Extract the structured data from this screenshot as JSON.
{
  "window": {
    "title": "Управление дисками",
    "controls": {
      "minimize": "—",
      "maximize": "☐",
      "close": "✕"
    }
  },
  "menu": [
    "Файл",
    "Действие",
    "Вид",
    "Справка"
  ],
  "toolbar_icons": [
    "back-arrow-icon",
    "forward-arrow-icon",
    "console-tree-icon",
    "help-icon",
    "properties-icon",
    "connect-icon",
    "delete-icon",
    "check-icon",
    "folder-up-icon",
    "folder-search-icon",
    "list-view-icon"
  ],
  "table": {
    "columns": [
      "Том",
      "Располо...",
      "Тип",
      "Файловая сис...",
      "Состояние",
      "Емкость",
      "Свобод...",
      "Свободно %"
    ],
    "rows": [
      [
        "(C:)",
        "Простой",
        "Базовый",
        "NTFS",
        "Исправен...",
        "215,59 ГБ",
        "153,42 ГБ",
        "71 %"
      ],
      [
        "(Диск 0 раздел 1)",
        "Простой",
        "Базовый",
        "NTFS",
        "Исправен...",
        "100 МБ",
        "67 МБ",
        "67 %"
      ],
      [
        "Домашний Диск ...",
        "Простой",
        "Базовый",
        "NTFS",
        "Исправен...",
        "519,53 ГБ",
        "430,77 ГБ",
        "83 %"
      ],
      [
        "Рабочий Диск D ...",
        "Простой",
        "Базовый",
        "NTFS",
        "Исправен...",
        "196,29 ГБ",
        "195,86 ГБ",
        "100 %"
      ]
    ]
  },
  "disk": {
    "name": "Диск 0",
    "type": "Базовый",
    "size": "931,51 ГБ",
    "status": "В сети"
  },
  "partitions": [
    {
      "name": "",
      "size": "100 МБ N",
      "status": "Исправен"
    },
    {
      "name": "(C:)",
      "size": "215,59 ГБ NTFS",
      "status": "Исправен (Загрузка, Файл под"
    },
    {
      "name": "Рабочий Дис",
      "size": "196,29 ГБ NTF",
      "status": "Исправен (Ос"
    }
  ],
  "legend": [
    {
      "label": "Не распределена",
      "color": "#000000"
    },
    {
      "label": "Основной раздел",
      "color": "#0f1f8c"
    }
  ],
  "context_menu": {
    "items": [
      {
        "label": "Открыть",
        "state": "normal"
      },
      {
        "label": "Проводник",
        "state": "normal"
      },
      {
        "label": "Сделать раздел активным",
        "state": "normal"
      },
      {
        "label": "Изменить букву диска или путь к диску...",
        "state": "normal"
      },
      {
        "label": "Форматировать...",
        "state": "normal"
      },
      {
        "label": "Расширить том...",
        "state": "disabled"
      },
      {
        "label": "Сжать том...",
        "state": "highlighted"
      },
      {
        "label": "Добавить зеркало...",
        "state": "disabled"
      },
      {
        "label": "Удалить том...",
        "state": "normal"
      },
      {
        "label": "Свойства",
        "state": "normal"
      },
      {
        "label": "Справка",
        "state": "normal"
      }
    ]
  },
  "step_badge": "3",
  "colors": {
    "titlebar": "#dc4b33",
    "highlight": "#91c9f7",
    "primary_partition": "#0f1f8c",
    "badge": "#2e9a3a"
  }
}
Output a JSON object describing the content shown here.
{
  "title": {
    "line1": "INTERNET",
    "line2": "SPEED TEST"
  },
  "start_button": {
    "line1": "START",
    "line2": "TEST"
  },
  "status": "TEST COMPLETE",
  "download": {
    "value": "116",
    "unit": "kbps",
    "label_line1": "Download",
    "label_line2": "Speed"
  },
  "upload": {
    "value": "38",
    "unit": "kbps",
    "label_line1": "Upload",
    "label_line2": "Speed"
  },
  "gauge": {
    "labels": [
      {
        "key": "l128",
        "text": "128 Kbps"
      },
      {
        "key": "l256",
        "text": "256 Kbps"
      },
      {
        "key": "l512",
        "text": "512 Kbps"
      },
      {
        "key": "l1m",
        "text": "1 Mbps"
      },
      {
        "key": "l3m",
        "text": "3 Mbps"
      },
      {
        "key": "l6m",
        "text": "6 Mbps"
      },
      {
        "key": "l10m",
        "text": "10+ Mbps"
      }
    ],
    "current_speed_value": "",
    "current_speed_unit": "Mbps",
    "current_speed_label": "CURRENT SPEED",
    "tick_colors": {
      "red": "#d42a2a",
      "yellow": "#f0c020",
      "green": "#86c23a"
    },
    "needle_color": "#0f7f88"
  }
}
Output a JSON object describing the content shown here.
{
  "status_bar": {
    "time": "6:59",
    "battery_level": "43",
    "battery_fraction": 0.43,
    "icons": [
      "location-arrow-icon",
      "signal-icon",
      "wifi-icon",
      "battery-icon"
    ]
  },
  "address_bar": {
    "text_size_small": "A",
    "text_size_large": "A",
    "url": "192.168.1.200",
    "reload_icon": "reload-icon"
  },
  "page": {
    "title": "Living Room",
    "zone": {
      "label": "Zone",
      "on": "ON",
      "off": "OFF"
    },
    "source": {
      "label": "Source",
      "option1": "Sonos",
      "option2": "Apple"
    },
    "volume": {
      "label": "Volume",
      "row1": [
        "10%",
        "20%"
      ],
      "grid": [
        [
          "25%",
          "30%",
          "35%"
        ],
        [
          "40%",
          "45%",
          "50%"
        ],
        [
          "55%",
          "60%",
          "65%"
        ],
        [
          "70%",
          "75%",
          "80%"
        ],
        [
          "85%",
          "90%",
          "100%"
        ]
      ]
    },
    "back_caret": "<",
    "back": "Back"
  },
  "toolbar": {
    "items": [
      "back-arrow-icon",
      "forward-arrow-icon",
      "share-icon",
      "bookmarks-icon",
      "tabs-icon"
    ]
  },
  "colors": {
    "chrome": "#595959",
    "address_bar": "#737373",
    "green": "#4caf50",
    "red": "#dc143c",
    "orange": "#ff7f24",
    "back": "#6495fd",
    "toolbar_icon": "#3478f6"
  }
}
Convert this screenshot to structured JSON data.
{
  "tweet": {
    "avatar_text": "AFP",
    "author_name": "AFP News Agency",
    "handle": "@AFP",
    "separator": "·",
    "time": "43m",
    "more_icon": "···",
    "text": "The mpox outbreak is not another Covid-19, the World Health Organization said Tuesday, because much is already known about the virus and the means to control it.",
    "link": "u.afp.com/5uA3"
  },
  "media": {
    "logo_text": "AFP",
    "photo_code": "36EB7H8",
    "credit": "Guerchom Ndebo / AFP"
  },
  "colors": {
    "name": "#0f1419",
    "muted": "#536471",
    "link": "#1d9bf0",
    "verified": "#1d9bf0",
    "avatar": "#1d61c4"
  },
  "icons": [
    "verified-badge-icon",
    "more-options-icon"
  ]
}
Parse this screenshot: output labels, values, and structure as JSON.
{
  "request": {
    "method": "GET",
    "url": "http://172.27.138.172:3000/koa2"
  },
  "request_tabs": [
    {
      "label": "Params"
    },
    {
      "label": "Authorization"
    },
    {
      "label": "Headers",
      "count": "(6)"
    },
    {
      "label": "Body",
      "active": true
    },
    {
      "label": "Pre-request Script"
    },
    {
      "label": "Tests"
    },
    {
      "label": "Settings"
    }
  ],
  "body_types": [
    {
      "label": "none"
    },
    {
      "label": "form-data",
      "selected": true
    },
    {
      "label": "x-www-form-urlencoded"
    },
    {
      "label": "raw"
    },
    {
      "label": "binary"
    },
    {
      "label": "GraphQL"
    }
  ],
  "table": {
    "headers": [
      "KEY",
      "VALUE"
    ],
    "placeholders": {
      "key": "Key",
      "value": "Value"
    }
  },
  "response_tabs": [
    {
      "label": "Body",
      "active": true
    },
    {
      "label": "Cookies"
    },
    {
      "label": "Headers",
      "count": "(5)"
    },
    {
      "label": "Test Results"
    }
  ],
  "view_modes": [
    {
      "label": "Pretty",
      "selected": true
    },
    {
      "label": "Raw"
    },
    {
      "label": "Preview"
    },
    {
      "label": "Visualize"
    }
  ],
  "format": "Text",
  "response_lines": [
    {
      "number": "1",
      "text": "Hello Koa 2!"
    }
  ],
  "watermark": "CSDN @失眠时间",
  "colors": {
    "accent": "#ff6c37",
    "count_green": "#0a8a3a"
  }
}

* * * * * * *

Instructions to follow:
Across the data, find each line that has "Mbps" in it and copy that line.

Your solution:
        "text": "1 Mbps"
        "text": "3 Mbps"
        "text": "6 Mbps"
        "text": "10+ Mbps"
    "current_speed_unit": "Mbps",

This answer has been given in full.